Isaac Hayes

Today is the 60th birthday of soul innovator Isaac Hayes, who was born in Covington,

Tenn. After his parents died when he was an infant, Hayes was raised by his

grandparents. He sang at his church as a child and played piano, organ and

saxophone. In his teens, Hayes moved to Memphis, Tenn., where he played at clubs

with a series of bands such as Sir Isaac and the Doo-Dads and the Teen Tones. He

began recording singles for small labels in 1962 and a few years later he became the

saxophonist for the Mar-Keys.

While with this group, Hayes began working at Stax-Volt Records, which hired him to

play on Otis Redding sessions in 1964. Shortly after, Hayes played keyboards with the

Stax house band and began writing songs with David Porter. Together they wrote such

hits as "Soul Man" for Sam and Dave and "I Had a Dream" for Johnnie Taylor.

Hayes began recording albums for Stax in 1967 but became famous as a performer with

1969's four-song Hot Buttered Soul. Despite very lengthy tracks, the album went

to #8 on Billboard's pop albums chart. Two years later, Hayes reached a

commercial peak with his score for the hit film "Shaft." The double-LP soundtrack won

an Oscar. Hayes' single, "The Theme from 'Shaft,' " became an instant classic with its

propulsive hi-hats, wah-wah guitars and spoken lyrics. The #1 song won Hayes a

Grammy and made him globally recognizable as the large, bald figure with sunglasses

and gold jewelry who produced sensual, elaborately arranged soul music.

Also in 1971, Hayes released the acclaimed Black Moses. In 1974, he wrote

more soundtracks and began acting in films such as "Truck Turner." But during the

following year, Hayes and Stax began a royalty battle, during which he founded his own

label, Hot Buttered Soul. Ensuing albums, such as 1975's Chocolate Chip,

achieved gold-record status (more than 500,000 copies sold), but Hayes was less of a

sensation than in previous years and eventually filed for bankruptcy in 1976.

In 1977, he recorded the double album A Man and a Woman with soul/pop

songstress Dionne Warwick. Hayes revived his career with the hits "Zeke the Freak,"

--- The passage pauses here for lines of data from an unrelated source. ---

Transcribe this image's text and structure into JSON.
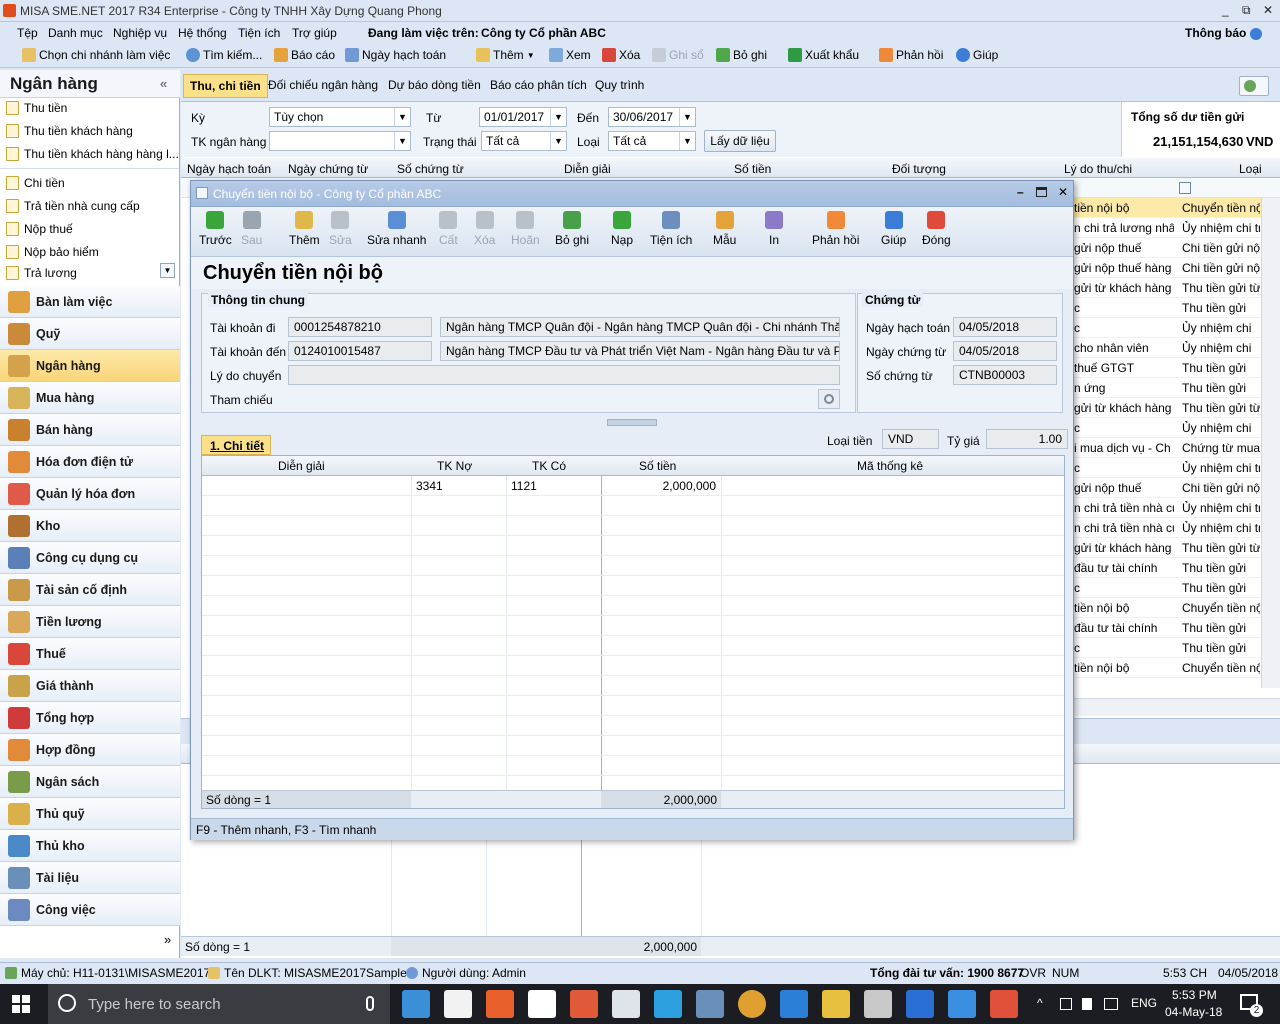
{
  "window": {
    "title": "MISA SME.NET 2017 R34 Enterprise - Công ty TNHH Xây Dựng Quang Phong",
    "controls": [
      "_",
      "⧉",
      "✕"
    ]
  },
  "menu": {
    "items": [
      "Tệp",
      "Danh mục",
      "Nghiệp vụ",
      "Hệ thống",
      "Tiện ích",
      "Trợ giúp"
    ],
    "working_label": "Đang làm việc trên:",
    "working_company": "Công ty Cổ phần ABC",
    "notify": "Thông báo"
  },
  "toolbar": {
    "branch": "Chọn chi nhánh làm việc",
    "search": "Tìm kiếm...",
    "report": "Báo cáo",
    "posting_date": "Ngày hạch toán",
    "add": "Thêm",
    "view": "Xem",
    "delete": "Xóa",
    "post": "Ghi sổ",
    "unpost": "Bỏ ghi",
    "export": "Xuất khẩu",
    "feedback": "Phản hồi",
    "help": "Giúp"
  },
  "sidebar": {
    "title": "Ngân hàng",
    "collapse": "«",
    "items_group1": [
      "Thu tiền",
      "Thu tiền khách hàng",
      "Thu tiền khách hàng hàng l..."
    ],
    "items_group2": [
      "Chi tiền",
      "Trả tiền nhà cung cấp",
      "Nộp thuế",
      "Nộp bảo hiểm",
      "Trả lương"
    ],
    "modules": [
      "Bàn làm việc",
      "Quỹ",
      "Ngân hàng",
      "Mua hàng",
      "Bán hàng",
      "Hóa đơn điện tử",
      "Quản lý hóa đơn",
      "Kho",
      "Công cụ dụng cụ",
      "Tài sản cố định",
      "Tiền lương",
      "Thuế",
      "Giá thành",
      "Tổng hợp",
      "Hợp đồng",
      "Ngân sách",
      "Thủ quỹ",
      "Thủ kho",
      "Tài liệu",
      "Công việc"
    ],
    "active_module": "Ngân hàng",
    "more": "»"
  },
  "main": {
    "tabs": [
      "Thu, chi tiền",
      "Đối chiếu ngân hàng",
      "Dự báo dòng tiền",
      "Báo cáo phân tích",
      "Quy trình"
    ],
    "filters": {
      "period_label": "Kỳ",
      "period_value": "Tùy chọn",
      "from_label": "Từ",
      "from_value": "01/01/2017",
      "to_label": "Đến",
      "to_value": "30/06/2017",
      "account_label": "TK ngân hàng",
      "account_value": "",
      "status_label": "Trạng thái",
      "status_value": "Tất cả",
      "type_label": "Loại",
      "type_value": "Tất cả",
      "load_button": "Lấy dữ liệu"
    },
    "balance": {
      "label": "Tổng số dư tiền gửi",
      "value": "21,151,154,630",
      "currency": "VND"
    },
    "columns": [
      "Ngày hạch toán",
      "Ngày chứng từ",
      "Số chứng từ",
      "Diễn giải",
      "Số tiền",
      "Đối tượng",
      "Lý do thu/chi",
      "Loại"
    ],
    "visible_reason": [
      "tiền nội bộ",
      "n chi trả lương nhân",
      "gửi nộp thuế",
      "gửi nộp thuế hàng n",
      "gửi từ khách hàng",
      "c",
      "c",
      "cho nhân viên",
      "thuế GTGT",
      "n ứng",
      "gửi từ khách hàng",
      "c",
      "i mua dịch vụ - Ch",
      "c",
      "gửi nộp thuế",
      "n chi trả tiền nhà cu",
      "n chi trả tiền nhà cu",
      "gửi từ khách hàng",
      "đầu tư tài chính",
      "c",
      "tiền nội bộ",
      "đầu tư tài chính",
      "c",
      "tiền nội bộ"
    ],
    "visible_type": [
      "Chuyển tiền nội",
      "Ủy nhiệm chi trả",
      "Chi tiền gửi nộp",
      "Chi tiền gửi nộp",
      "Thu tiền gửi từ k",
      "Thu tiền gửi",
      "Ủy nhiệm chi",
      "Ủy nhiệm chi",
      "Thu tiền gửi",
      "Thu tiền gửi",
      "Thu tiền gửi từ k",
      "Ủy nhiệm chi",
      "Chứng từ mua dị",
      "Ủy nhiệm chi trả",
      "Chi tiền gửi nộp",
      "Ủy nhiệm chi trả",
      "Ủy nhiệm chi trả",
      "Thu tiền gửi từ k",
      "Thu tiền gửi",
      "Thu tiền gửi",
      "Chuyển tiền nội",
      "Thu tiền gửi",
      "Thu tiền gửi",
      "Chuyển tiền nội"
    ],
    "footer_count": "Số dòng = 1",
    "footer_total": "2,000,000"
  },
  "dialog": {
    "title": "Chuyển tiền nội bộ - Công ty Cổ phần ABC",
    "toolbar": [
      {
        "label": "Trước",
        "icon": "arrow-left-icon",
        "enabled": true,
        "color": "#3aa53a"
      },
      {
        "label": "Sau",
        "icon": "arrow-right-icon",
        "enabled": false,
        "color": "#9aa5b2"
      },
      {
        "label": "Thêm",
        "icon": "add-document-icon",
        "enabled": true,
        "color": "#e0b84a"
      },
      {
        "label": "Sửa",
        "icon": "edit-icon",
        "enabled": false,
        "color": "#b8c0ca"
      },
      {
        "label": "Sửa nhanh",
        "icon": "quick-edit-icon",
        "enabled": true,
        "color": "#5a8fd6"
      },
      {
        "label": "Cất",
        "icon": "save-icon",
        "enabled": false,
        "color": "#b8c0ca"
      },
      {
        "label": "Xóa",
        "icon": "delete-icon",
        "enabled": false,
        "color": "#b8c0ca"
      },
      {
        "label": "Hoãn",
        "icon": "undo-icon",
        "enabled": false,
        "color": "#b8c0ca"
      },
      {
        "label": "Bỏ ghi",
        "icon": "unpost-icon",
        "enabled": true,
        "color": "#4aa04a"
      },
      {
        "label": "Nạp",
        "icon": "reload-icon",
        "enabled": true,
        "color": "#3aa53a"
      },
      {
        "label": "Tiện ích",
        "icon": "tools-icon",
        "enabled": true,
        "color": "#6c8fc0"
      },
      {
        "label": "Mẫu",
        "icon": "template-icon",
        "enabled": true,
        "color": "#e3a33a"
      },
      {
        "label": "In",
        "icon": "print-icon",
        "enabled": true,
        "color": "#8a7ac8"
      },
      {
        "label": "Phản hồi",
        "icon": "feedback-icon",
        "enabled": true,
        "color": "#f08a3a"
      },
      {
        "label": "Giúp",
        "icon": "help-icon",
        "enabled": true,
        "color": "#3a7cd6"
      },
      {
        "label": "Đóng",
        "icon": "close-icon",
        "enabled": true,
        "color": "#e04a3a"
      }
    ],
    "heading": "Chuyển tiền nội bộ",
    "general": {
      "legend": "Thông tin chung",
      "from_acc_label": "Tài khoản đi",
      "from_acc": "0001254878210",
      "from_bank": "Ngân hàng TMCP Quân đội  - Ngân hàng TMCP Quân đội - Chi nhánh Thăng",
      "to_acc_label": "Tài khoản đến",
      "to_acc": "0124010015487",
      "to_bank": "Ngân hàng TMCP Đầu tư và Phát triển Việt Nam - Ngân hàng Đầu tư và Phát t",
      "reason_label": "Lý do chuyển",
      "reason": "",
      "ref_label": "Tham chiếu"
    },
    "voucher": {
      "legend": "Chứng từ",
      "posting_label": "Ngày hạch toán",
      "posting": "04/05/2018",
      "date_label": "Ngày chứng từ",
      "date": "04/05/2018",
      "no_label": "Số chứng từ",
      "no": "CTNB00003"
    },
    "detail_tab": "1. Chi tiết",
    "currency_label": "Loại tiền",
    "currency": "VND",
    "rate_label": "Tỷ giá",
    "rate": "1.00",
    "grid_columns": [
      "Diễn giải",
      "TK Nợ",
      "TK Có",
      "Số tiền",
      "Mã thống kê"
    ],
    "grid_rows": [
      {
        "desc": "",
        "debit": "3341",
        "credit": "1121",
        "amount": "2,000,000",
        "stat": ""
      }
    ],
    "footer_count": "Số dòng = 1",
    "footer_total": "2,000,000",
    "hint": "F9 - Thêm nhanh, F3 - Tìm nhanh"
  },
  "status": {
    "server": "Máy chủ: H11-0131\\MISASME2017",
    "db": "Tên DLKT: MISASME2017Sample",
    "user": "Người dùng: Admin",
    "hotline": "Tổng đài tư vấn: 1900 8677",
    "ovr": "OVR",
    "num": "NUM",
    "time": "5:53 CH",
    "date": "04/05/2018"
  },
  "taskbar": {
    "search_placeholder": "Type here to search",
    "lang": "ENG",
    "time": "5:53 PM",
    "date": "04-May-18",
    "notif_count": "2"
  }
}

"Don't Let Go" and "Do You Wanna Make Love." In 1979, Hayes collaborated with soul

singer Millie Jackson on Royal Rappin's and continued acting in films such as

"Escape From New York" (1981).

Hayes took a hiatus from the music business following 1981's Lifetime

Thing. He returned in 1986 with the R&B hit "Ike's Rap" and the album U Turn.

But he soon put music aside again to refocus on acting. At the moment, Hayes

contributes the voice of Chef on the animated TV hit "South Park."

With the explosion of hip-hop in the '90s, Hayes has been

widely cited as a major musical influence by many of today's rappers. In 1995, he

released Branded and the instrumental Raw &

Refined.

In addition to his acting and humanitarian efforts, he is also a member of the Royal family

of Noyami Mantse of the Kabiawe Division of the Ada Traditional Area in Ghana, where

he is an African king under the name Nene Katey Ocansey I. He is also an honorary

Nigerian chief.

Hayes was in the news this year when he was ordered by a Georgia judge to repay

$89,000 that he borrowed from an Atlanta woman between 1979-92.

In referring to his 1995 instrumental album, Hayes said, "Raw & Refined is the

right title. [It's] a damn accurate description of me."

Other birthdays: Mike Elliot (Foundations), 69; Pat MacDonald (Timbuk 3), 46; and

Randy DeBarge (DeBarge), 40.